Beat it: Combat this by using timers once again. Sticking to a task for half an hour will make it feel easier than it is. And once you get started, you might be able to power through until you complete it. (Read 7 subtle sign that you are hotter than you think)
You’re bound to get distracted from your current task if you’re thinking of problems at home or with people you know. Things that happen outside of work might hold more personal value to you, which makes you more emotionally attached to them.
Beat it: It’s impossible to switch off your thoughts, but you can try to calm down by writing down a list of things you have to do, so at least you’ll know exactly what you are going to do once you leave work. Pay extra care to those things when you are not at work – you may be able to solve them so you won’t have to worry anymore.
7. Being stressed
Like overthinking, stress gets in the way of your work as it affects your focus. Stress can also lead to uncomfortable symptoms such as tight shoulders, headaches, and an increased heart rate.
Beat it: Finding a way to deal with stress is easier said than done, but there are many options you can explore. Physical practices include exercise and going outdoors, while mental methods include meditation and therapy. Sometimes, just a calming cup of tea or a catch-up session with your friends can help you de-stress.
8. Taking medication

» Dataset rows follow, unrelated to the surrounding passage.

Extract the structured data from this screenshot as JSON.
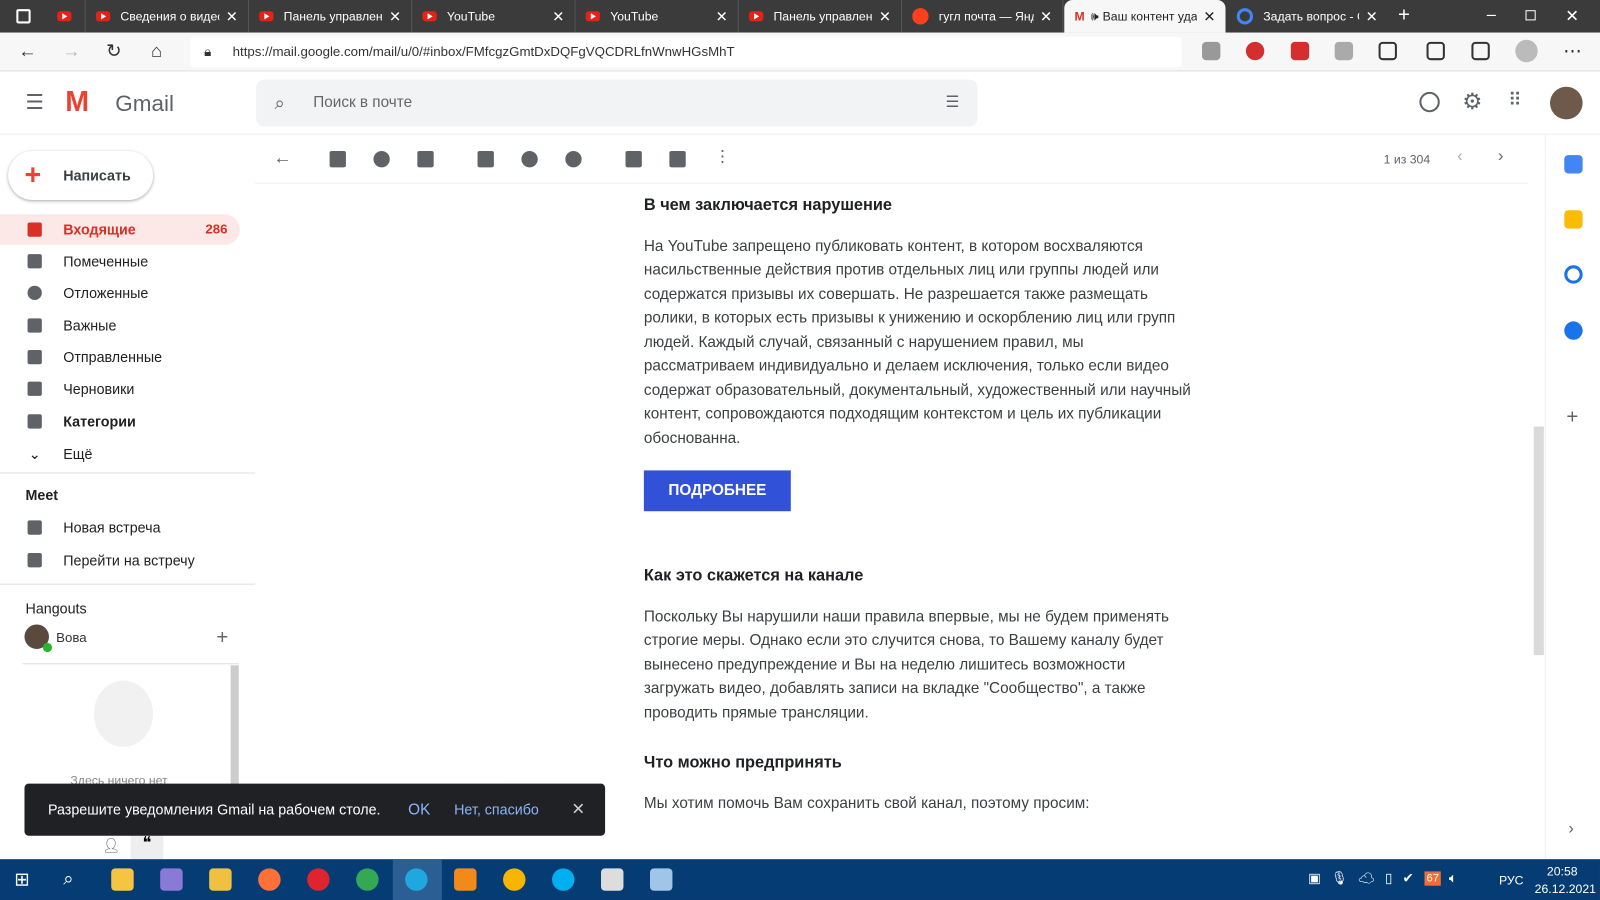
{
  "browser": {
    "tabs": [
      {
        "title": ""
      },
      {
        "title": "Сведения о видео"
      },
      {
        "title": "Панель управления"
      },
      {
        "title": "YouTube"
      },
      {
        "title": "YouTube"
      },
      {
        "title": "Панель управления"
      },
      {
        "title": "гугл почта — Яндекс"
      },
      {
        "title": "Ваш контент удалён",
        "active": true
      },
      {
        "title": "Задать вопрос - Google"
      }
    ],
    "url": "https://mail.google.com/mail/u/0/#inbox/FMfcgzGmtDxDQFgVQCDRLfnWnwHGsMhT"
  },
  "gmail": {
    "logo": "Gmail",
    "search_placeholder": "Поиск в почте",
    "compose": "Написать",
    "nav": [
      {
        "label": "Входящие",
        "count": "286",
        "active": true
      },
      {
        "label": "Помеченные"
      },
      {
        "label": "Отложенные"
      },
      {
        "label": "Важные"
      },
      {
        "label": "Отправленные"
      },
      {
        "label": "Черновики"
      },
      {
        "label": "Категории"
      },
      {
        "label": "Ещё"
      }
    ],
    "meet": {
      "title": "Meet",
      "items": [
        "Новая встреча",
        "Перейти на встречу"
      ]
    },
    "hangouts": {
      "title": "Hangouts",
      "user": "Вова",
      "empty": "Здесь ничего нет"
    },
    "pager": "1 из 304"
  },
  "email": {
    "h1": "В чем заключается нарушение",
    "p1": "На YouTube запрещено публиковать контент, в котором восхваляются насильственные действия против отдельных лиц или группы людей или содержатся призывы их совершать. Не разрешается также размещать ролики, в которых есть призывы к унижению и оскорблению лиц или групп людей. Каждый случай, связанный с нарушением правил, мы рассматриваем индивидуально и делаем исключения, только если видео содержат образовательный, документальный, художественный или научный контент, сопровождаются подходящим контекстом и цель их публикации обоснованна.",
    "button": "ПОДРОБНЕЕ",
    "h2": "Как это скажется на канале",
    "p2": "Поскольку Вы нарушили наши правила впервые, мы не будем применять строгие меры. Однако если это случится снова, то Вашему каналу будет вынесено предупреждение и Вы на неделю лишитесь возможности загружать видео, добавлять записи на вкладке \"Сообщество\", а также проводить прямые трансляции.",
    "h3": "Что можно предпринять",
    "p3": "Мы хотим помочь Вам сохранить свой канал, поэтому просим:"
  },
  "snackbar": {
    "text": "Разрешите уведомления Gmail на рабочем столе.",
    "ok": "OK",
    "no": "Нет, спасибо"
  },
  "taskbar": {
    "time": "20:58",
    "date": "26.12.2021",
    "lang": "РУС",
    "battery_badge": "67"
  },
  "colors": {
    "accent": "#3151d8",
    "inbox": "#d93025",
    "taskbar": "#063c74"
  }
}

Some medication, such as drugs used to treat depression and other illnesses, can interfere with your ability to focus.
Beat it: If you feel that your medication clouds your concentration, check with your doctor. You might not have to go off the medication, but take a different dosage or class of it.